Collected data entries:
*** Begin section ***

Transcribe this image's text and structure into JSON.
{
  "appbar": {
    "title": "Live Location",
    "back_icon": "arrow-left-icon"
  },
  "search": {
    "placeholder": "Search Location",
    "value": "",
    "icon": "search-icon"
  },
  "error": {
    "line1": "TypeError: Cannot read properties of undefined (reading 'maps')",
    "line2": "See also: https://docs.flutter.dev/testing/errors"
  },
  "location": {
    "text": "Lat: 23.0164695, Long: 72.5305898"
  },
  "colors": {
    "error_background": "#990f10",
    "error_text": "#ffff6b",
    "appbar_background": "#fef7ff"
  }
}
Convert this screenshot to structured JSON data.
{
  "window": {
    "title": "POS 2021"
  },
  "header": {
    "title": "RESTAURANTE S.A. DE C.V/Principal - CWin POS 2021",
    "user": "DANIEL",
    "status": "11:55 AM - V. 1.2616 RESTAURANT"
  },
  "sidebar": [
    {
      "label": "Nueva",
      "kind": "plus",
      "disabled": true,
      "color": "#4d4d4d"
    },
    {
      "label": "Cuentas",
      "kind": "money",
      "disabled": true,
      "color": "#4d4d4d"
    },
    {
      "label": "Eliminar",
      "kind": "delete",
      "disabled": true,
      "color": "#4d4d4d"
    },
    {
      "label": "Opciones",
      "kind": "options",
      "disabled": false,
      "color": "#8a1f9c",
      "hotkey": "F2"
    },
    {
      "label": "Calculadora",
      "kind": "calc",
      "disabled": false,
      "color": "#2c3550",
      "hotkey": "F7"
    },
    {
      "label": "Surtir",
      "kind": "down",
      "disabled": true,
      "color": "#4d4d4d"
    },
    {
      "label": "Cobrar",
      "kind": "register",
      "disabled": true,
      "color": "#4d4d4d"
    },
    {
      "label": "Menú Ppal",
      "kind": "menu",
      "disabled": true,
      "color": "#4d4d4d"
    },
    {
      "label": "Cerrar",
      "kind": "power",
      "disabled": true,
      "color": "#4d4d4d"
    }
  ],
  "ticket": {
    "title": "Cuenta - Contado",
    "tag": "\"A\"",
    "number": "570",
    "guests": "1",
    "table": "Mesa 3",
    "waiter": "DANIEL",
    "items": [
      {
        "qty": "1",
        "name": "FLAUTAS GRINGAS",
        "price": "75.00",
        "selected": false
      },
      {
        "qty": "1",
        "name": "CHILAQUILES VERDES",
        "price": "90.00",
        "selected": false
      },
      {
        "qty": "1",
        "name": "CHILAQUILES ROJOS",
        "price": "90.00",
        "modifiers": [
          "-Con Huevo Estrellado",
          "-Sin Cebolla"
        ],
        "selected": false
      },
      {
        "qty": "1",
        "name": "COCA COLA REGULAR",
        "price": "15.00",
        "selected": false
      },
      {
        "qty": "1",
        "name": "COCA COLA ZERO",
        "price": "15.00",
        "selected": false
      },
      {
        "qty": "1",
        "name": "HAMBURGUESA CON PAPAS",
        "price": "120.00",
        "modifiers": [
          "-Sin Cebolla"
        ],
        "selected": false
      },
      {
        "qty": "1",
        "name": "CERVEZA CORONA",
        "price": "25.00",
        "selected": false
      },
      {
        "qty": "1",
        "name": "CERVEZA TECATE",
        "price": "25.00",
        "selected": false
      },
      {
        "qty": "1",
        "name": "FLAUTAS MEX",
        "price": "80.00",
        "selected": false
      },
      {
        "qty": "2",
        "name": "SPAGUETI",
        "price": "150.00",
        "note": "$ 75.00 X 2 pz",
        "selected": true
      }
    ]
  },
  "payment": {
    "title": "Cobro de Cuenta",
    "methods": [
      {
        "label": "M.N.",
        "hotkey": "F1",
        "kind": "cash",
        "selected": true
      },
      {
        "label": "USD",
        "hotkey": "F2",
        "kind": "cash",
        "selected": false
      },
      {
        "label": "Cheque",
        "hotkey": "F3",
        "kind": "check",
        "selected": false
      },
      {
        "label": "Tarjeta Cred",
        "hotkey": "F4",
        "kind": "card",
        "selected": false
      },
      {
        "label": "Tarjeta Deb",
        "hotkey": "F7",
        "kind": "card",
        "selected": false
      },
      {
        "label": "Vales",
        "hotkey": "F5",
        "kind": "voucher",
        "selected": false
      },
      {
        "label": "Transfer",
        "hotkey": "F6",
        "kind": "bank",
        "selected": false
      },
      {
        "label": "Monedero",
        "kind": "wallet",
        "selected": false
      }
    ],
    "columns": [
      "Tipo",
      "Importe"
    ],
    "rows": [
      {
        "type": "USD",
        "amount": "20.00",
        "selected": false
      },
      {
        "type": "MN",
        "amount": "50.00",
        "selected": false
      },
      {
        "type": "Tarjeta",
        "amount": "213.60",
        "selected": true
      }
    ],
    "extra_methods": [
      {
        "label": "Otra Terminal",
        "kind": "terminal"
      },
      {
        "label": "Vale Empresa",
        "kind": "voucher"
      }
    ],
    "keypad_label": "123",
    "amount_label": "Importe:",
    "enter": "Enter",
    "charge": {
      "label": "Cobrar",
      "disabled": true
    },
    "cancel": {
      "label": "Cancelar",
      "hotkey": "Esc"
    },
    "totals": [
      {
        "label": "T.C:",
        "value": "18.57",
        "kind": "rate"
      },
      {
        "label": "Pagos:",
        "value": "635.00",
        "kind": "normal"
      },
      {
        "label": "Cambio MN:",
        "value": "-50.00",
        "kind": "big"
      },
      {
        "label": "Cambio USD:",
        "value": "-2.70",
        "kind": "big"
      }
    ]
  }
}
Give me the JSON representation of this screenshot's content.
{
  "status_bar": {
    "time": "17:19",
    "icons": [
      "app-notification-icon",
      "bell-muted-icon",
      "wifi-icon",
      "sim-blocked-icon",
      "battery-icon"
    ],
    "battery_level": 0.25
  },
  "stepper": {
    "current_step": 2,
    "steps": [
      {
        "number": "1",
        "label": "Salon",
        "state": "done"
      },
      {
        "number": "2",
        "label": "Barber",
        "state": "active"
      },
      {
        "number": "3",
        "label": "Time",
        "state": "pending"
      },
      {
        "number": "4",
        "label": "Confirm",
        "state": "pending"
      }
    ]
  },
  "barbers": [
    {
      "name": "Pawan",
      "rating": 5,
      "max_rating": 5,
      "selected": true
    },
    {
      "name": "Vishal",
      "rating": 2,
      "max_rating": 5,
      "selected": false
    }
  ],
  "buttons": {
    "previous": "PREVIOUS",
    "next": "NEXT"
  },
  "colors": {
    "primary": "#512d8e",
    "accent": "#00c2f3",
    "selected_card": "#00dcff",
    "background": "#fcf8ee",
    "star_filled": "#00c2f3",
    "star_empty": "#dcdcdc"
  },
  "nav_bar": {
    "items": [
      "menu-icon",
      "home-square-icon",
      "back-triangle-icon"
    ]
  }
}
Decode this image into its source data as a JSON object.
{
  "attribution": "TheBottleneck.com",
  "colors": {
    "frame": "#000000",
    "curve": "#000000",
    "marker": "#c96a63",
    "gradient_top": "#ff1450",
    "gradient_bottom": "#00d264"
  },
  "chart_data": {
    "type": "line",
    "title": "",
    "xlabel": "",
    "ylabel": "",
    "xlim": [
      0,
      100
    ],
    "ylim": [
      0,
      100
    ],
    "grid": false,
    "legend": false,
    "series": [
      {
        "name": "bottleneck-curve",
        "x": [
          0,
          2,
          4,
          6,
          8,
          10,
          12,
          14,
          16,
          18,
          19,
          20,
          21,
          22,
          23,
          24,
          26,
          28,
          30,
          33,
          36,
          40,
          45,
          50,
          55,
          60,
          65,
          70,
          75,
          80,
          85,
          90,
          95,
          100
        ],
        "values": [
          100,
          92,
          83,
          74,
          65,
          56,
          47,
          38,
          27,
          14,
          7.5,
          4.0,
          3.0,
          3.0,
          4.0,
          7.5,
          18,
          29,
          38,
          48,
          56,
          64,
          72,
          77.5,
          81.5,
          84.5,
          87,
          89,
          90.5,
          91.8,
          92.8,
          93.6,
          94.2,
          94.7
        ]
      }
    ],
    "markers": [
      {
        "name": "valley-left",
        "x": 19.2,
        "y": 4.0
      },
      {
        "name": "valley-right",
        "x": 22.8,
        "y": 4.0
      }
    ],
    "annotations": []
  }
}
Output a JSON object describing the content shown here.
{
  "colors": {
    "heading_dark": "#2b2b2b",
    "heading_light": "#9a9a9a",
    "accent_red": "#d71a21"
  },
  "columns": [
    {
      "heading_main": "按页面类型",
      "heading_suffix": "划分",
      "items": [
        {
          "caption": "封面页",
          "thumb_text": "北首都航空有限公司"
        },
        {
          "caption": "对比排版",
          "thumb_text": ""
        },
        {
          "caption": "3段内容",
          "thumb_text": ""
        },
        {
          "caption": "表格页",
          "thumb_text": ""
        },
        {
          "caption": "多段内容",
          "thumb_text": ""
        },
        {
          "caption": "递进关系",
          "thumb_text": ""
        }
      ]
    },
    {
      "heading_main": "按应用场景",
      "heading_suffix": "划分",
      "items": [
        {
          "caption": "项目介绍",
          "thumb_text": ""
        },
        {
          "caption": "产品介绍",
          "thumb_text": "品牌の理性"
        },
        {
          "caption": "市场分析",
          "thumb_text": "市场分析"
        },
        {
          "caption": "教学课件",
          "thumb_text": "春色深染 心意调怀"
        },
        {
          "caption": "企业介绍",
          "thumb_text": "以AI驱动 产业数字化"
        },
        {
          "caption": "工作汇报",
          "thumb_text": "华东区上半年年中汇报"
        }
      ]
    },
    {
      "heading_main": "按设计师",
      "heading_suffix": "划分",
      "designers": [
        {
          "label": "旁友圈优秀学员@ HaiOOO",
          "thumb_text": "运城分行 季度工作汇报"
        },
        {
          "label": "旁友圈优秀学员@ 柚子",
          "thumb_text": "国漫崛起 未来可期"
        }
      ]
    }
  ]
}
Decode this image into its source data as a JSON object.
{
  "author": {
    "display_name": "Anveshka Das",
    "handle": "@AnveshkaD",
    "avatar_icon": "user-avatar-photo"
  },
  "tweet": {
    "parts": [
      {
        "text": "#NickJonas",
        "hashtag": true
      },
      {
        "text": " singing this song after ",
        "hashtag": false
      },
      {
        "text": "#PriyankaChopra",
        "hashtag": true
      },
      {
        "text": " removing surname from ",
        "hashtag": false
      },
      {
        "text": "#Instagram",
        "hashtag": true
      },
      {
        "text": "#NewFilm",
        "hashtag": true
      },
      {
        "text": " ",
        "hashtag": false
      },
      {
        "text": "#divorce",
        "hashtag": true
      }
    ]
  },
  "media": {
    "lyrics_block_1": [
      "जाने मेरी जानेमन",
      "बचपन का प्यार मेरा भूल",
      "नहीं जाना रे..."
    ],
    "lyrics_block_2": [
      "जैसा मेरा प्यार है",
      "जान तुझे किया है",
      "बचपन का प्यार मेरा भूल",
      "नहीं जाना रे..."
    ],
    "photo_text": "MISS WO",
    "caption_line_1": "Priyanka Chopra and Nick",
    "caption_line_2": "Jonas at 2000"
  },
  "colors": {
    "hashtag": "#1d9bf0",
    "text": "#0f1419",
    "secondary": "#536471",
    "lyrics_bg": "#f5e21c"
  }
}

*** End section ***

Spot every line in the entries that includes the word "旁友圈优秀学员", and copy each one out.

          "label": "旁友圈优秀学员@ HaiOOO",
          "label": "旁友圈优秀学员@ 柚子",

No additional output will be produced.